To launch the program, a symposium was held in Edmonton at the end of February, 2000 with representatives from all 18 dioceses participating. (All of the participants had been asked to read Lay Ecclesial Ministry: the State of the Questions as preparation.) Dr. Leonard Doohan of Gonzaga University in Spokane gave the keynote address, citing some of the research done for the NCCB Subcommittee Prince George Bishop Gerald Wiesner, omi, president of the Canadian Conference of Catholic Bishops, spoke on the interrelationship and interdependence of the priesthood of the baptized and of the ordained. He also highlighted the role of women in lay ministry and the need to assure their place and presence in the future vision of church leadership. The flourishing of lay ministry was seen as essential to the healthy survival of the future church.
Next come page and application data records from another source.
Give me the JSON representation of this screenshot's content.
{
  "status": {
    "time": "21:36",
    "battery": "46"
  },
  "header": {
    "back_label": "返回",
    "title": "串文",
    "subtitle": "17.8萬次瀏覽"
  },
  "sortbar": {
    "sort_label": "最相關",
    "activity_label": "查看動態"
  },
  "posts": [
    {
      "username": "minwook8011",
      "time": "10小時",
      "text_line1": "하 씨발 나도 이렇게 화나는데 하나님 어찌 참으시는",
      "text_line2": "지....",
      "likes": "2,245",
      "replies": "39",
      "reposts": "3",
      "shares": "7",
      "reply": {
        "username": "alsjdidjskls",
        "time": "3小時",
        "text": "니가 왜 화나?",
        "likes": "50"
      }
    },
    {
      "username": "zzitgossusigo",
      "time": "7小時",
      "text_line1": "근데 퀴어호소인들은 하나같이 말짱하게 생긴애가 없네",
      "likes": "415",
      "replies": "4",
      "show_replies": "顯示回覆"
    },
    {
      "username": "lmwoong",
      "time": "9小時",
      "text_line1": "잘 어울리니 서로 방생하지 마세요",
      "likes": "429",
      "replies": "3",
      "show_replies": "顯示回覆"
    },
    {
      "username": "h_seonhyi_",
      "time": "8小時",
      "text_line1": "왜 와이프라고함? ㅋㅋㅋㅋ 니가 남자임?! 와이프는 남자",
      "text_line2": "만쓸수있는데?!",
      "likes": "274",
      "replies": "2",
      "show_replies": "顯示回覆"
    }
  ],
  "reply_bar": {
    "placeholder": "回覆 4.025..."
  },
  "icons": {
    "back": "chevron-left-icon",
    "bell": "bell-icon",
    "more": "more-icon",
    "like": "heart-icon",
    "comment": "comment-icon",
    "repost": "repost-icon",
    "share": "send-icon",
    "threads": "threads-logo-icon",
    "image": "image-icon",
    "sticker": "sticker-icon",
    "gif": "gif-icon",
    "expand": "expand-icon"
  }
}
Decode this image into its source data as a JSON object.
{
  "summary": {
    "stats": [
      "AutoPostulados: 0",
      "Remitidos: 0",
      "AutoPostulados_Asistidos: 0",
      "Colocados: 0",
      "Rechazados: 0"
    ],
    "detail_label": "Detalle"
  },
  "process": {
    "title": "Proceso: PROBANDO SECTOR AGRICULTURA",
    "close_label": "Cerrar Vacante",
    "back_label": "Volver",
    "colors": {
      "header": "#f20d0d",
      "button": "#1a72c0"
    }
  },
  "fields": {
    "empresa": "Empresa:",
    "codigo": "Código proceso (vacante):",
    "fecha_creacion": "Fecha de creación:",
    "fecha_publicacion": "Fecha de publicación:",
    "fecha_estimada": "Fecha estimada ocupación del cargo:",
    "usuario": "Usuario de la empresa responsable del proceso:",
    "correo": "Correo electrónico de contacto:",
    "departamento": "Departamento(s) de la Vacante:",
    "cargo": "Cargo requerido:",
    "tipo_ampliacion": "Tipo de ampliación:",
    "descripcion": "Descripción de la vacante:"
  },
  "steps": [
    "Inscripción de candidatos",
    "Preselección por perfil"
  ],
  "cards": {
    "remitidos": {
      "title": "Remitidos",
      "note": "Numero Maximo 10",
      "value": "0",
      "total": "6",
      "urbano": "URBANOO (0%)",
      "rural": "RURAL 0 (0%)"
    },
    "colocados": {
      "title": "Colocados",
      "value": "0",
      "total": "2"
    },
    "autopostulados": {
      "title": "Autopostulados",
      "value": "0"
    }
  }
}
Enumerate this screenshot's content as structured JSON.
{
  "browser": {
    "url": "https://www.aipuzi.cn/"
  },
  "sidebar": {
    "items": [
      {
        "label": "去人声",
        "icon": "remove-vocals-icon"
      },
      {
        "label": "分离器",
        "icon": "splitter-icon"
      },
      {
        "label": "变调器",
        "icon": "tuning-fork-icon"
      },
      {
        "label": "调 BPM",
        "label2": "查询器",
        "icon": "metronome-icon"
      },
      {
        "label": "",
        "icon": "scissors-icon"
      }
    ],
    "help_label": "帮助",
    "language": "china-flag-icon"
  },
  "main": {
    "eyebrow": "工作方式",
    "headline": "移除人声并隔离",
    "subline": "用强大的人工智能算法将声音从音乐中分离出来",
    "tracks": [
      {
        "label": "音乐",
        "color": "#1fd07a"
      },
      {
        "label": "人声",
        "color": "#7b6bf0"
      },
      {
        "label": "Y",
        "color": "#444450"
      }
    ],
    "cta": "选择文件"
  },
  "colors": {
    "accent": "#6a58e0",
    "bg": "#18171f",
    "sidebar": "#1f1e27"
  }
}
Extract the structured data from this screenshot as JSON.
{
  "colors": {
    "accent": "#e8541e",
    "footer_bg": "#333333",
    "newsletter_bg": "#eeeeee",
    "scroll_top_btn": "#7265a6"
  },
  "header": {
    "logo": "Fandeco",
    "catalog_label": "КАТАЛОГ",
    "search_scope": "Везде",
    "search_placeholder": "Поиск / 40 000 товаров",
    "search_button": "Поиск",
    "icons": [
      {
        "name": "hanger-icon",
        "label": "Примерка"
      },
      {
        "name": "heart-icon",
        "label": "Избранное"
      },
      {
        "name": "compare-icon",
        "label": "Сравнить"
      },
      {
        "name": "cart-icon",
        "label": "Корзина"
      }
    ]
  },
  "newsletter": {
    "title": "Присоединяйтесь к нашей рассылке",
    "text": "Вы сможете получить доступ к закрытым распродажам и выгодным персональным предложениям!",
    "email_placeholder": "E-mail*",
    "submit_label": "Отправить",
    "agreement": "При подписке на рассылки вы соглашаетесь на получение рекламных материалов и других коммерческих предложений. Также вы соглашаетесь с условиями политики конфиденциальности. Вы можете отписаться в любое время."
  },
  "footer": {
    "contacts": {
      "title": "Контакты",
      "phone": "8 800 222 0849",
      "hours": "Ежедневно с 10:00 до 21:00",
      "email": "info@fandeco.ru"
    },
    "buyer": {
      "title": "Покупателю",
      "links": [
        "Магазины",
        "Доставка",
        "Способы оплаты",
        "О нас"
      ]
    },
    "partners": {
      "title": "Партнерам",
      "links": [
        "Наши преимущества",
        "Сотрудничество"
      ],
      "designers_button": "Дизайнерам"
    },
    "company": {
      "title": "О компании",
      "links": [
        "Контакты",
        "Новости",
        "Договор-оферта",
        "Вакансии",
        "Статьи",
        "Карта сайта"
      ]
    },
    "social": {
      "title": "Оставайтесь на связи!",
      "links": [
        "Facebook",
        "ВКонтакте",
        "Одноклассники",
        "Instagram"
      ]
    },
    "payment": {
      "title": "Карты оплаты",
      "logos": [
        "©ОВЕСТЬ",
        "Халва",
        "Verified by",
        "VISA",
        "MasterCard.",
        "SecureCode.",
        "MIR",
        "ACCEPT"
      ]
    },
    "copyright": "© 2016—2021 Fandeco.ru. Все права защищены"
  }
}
Edmonton Archbishop Thomas Collins spoke on the scriptural basis for lay ministry, pointing out that the experience of church leadership in the New Testament era was quite different from our contemporary situation, but that the motives for ministry can be measured against the biblical understanding of discipleship.
The symposium concluded with a panel discussion of lay ministers from British Columbia, Alberta, Saskatchewan and the North. The panel focused on the various roles and functions being carried out by laity in the Church and the importance of preparation for that ministry.
One of the goals for the pilot project is that it will raise awareness among bishops, clergy, and laity about the value of professionally prepared lay men and women working in the Church of the twenty-first century.
Further information: Dr. Adela Torchia, 780-447-2993